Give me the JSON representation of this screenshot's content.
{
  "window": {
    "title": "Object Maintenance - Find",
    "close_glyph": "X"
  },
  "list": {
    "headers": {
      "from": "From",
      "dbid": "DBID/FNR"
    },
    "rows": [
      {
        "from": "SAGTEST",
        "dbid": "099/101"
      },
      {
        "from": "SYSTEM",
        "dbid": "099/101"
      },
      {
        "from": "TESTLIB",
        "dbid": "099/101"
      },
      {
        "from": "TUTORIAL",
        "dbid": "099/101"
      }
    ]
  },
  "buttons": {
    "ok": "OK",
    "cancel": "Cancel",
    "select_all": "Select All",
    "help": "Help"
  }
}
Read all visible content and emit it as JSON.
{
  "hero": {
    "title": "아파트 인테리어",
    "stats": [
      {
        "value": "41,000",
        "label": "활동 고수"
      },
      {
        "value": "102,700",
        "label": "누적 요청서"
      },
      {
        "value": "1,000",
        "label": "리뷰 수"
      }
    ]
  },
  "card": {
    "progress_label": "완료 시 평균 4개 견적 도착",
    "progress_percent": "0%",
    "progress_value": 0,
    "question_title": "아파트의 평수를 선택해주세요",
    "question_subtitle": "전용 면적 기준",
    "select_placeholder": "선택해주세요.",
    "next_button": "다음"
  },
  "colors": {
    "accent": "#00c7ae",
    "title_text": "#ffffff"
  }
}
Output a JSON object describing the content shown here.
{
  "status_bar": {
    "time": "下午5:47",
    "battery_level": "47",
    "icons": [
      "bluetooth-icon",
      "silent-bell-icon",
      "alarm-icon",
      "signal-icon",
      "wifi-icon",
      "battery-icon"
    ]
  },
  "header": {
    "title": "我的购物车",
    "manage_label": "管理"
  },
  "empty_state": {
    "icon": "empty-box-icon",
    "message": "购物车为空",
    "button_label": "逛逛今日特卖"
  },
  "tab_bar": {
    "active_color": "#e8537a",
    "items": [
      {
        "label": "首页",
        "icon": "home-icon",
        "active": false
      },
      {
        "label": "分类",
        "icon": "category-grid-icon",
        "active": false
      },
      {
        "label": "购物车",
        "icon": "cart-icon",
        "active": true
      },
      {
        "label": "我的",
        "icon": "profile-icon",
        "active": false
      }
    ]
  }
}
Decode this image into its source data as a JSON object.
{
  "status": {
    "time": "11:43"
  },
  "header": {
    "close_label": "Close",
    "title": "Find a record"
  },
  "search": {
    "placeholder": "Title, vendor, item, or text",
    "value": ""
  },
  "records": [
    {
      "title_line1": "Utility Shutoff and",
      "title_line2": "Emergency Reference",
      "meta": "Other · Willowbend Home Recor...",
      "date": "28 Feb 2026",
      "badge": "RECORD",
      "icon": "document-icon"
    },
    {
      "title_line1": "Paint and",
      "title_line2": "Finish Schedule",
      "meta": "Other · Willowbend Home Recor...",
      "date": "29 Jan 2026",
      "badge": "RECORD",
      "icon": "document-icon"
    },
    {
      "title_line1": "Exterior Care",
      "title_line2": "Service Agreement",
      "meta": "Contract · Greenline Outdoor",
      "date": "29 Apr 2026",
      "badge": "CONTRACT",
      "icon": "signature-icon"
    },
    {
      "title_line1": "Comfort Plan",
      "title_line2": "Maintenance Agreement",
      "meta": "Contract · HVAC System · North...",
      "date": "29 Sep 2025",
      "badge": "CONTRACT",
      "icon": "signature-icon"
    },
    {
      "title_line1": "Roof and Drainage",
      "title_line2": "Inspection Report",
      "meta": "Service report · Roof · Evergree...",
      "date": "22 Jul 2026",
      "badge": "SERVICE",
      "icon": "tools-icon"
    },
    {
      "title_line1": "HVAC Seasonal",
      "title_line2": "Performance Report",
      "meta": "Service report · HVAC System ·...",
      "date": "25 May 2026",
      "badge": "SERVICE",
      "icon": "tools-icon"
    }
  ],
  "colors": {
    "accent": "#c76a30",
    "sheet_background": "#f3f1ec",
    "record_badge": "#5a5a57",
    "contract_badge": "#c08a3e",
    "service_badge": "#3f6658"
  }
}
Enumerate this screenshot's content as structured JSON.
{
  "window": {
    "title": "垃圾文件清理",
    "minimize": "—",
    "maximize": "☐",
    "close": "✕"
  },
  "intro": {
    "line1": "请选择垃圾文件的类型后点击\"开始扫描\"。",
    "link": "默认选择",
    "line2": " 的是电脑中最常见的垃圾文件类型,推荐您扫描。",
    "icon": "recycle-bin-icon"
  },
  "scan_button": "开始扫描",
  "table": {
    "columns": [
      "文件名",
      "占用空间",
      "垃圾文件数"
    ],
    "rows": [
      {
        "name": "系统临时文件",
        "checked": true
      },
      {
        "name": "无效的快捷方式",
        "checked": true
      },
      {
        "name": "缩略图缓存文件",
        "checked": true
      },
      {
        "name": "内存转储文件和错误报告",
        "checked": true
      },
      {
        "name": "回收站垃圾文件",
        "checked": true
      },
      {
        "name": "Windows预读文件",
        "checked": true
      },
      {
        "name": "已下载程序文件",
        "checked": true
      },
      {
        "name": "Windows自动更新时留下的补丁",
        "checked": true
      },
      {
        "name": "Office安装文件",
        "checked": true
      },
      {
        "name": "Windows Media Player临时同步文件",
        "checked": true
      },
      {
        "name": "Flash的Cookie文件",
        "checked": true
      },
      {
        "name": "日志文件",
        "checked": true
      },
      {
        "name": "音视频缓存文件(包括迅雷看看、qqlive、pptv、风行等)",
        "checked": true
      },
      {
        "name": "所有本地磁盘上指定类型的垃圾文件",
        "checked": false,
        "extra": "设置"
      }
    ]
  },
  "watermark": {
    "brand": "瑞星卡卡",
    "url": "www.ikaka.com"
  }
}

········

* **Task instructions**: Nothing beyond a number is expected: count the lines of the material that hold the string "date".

* **Result**: 6